In my opinion, Andy Gilmore has to be one of the most exciting designers/creatives out there right now. His style of colorful, geometric patterns are pushing the boundaries between art and technology, creating these intricate works that are not only beautiful but complex beyond words. He’s recently completed a new set of four posters for the record label Ghostly, and they’re absolutely stunning. They’ve also done a short interview with Andy which gives you a little insight into himself and his work, which the folks at Ghostly have let me paste here. Read the interview and be sure to pop over to Ghostly to see larger version of these beautiful pieces.
Tell us about your first memory.
Drawing is at the center of a lot of my childhood memories, the most profound of which is watching my father draw. I remember being astonished in watching his lines take form into realistic depictions of horses
So you were into skateboarding, how did that affect you?
Yes, I starting skateboarding in 1987 or so, in the era of H-street. Skateboarding has introduced me to a lot of great and talented people that have guided me on my personal and professional path.
In 2002, an old friend from skateboarding offered me a job resizing print ads for C1rca footwear and Forum snowboards in Southern California. Fourstar was the beginning of working with the computer for me and I will always be indebted to the wildly talented creative staff that I learned so much from.
How do you feel about music, in regards to your artistic life?
Music is at the center of my artistic life. As a musician I have always been fascinated by the harmony and the physics of sound—in a sense defining music as waveforms, waveforms whose properties and proportions define our scales, from which we write our melodies, in which we weave our emotions and memories into songs.
In addition to music as an experience I have been very interested in the theories, methods and language of music—serialism, minimalism, spectralism, indeterminacy, improvisation, tonality/atonality, silence/noise, raga and rhythm—these have always informed the language that I applied to design and ultimately shaped my work.
Why is living upstate, away from a big city, key for you?
As it is above, so it is below. Circumstance is key and upstate happens to be one of them for me. Time and space can certainly be on your side in living in these parts.

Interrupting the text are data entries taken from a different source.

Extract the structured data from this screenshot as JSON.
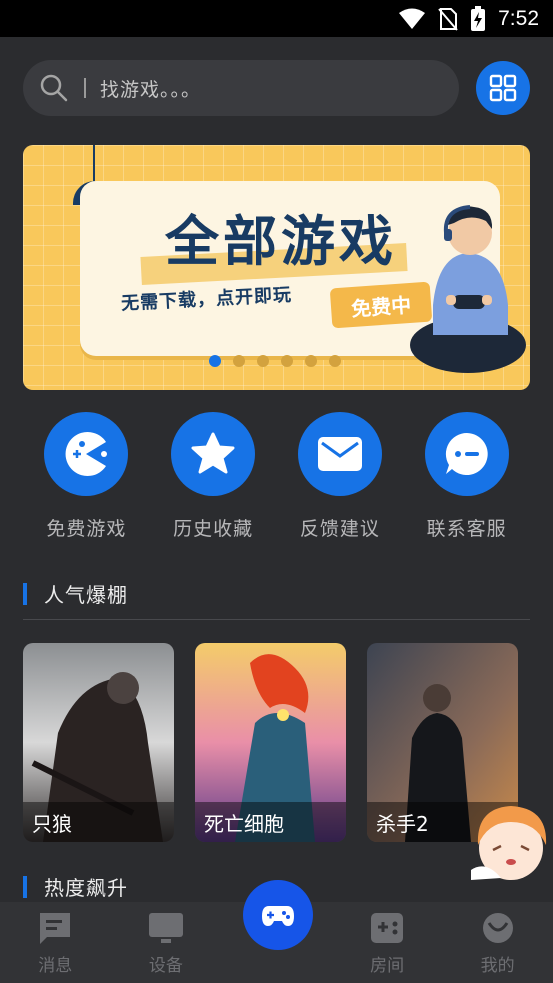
{
  "status_bar": {
    "time": "7:52"
  },
  "search": {
    "placeholder": "找游戏。。。"
  },
  "banner": {
    "title": "全部游戏",
    "subtitle": "无需下载，点开即玩",
    "badge": "免费中",
    "slides": 6,
    "active_slide": 1
  },
  "actions": [
    {
      "label": "免费游戏",
      "icon": "pacman-icon"
    },
    {
      "label": "历史收藏",
      "icon": "star-icon"
    },
    {
      "label": "反馈建议",
      "icon": "mail-icon"
    },
    {
      "label": "联系客服",
      "icon": "chat-icon"
    }
  ],
  "sections": {
    "popular": "人气爆棚",
    "rising": "热度飙升"
  },
  "games": [
    {
      "title": "只狼"
    },
    {
      "title": "死亡细胞"
    },
    {
      "title": "杀手2"
    }
  ],
  "bottom_nav": [
    {
      "label": "消息",
      "icon": "message-icon"
    },
    {
      "label": "设备",
      "icon": "monitor-icon"
    },
    {
      "label": "",
      "icon": "gamepad-icon"
    },
    {
      "label": "房间",
      "icon": "room-icon"
    },
    {
      "label": "我的",
      "icon": "profile-icon"
    }
  ],
  "colors": {
    "accent": "#1773e6",
    "background": "#2b2c2f",
    "fab": "#1655e8"
  }
}
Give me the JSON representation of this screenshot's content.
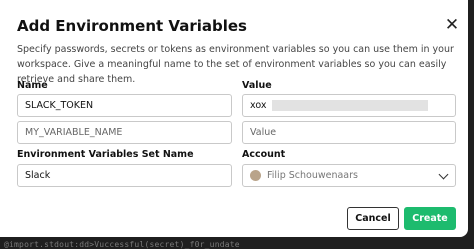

Your design work is about color in many respects, what color triggers the most emotion in you?
Color remains a mystery to me. I can’t say that any specific color triggers any specific emotions. My interest in colors is based more in color interaction than specific colors. Yellow and black are especially important though.
How did you arrive at your signature style? Was there some kind of “Ah ha!” moment, or did it evolve over time?
It evolved, but there was certainly a time in which the “Ah ha!” moments began to occur at a higher and higher frequency.
There seems to be a great deal of science to your art, but you are a nature lover. How do the two relate, if at all?
I would have to say that the relationship between Science and Nature in my work is based in observation—observation of both internal and external worlds. The process in which I work is based in observation, measurement and experimentation. In a sense it is very similar to the Scientific Method.
Your computer-based work and your drawings are radically different, almost like they are the product of two different artists. How can you explain this?
My approach to drawing and computer-based work are very similar in that they are explorations and experiments in aesthetic intuition—an intuition involving the hands, the eyes, and the mind in observation of the conscious and unconscious, internal and external. Within this duality I have been most free to create.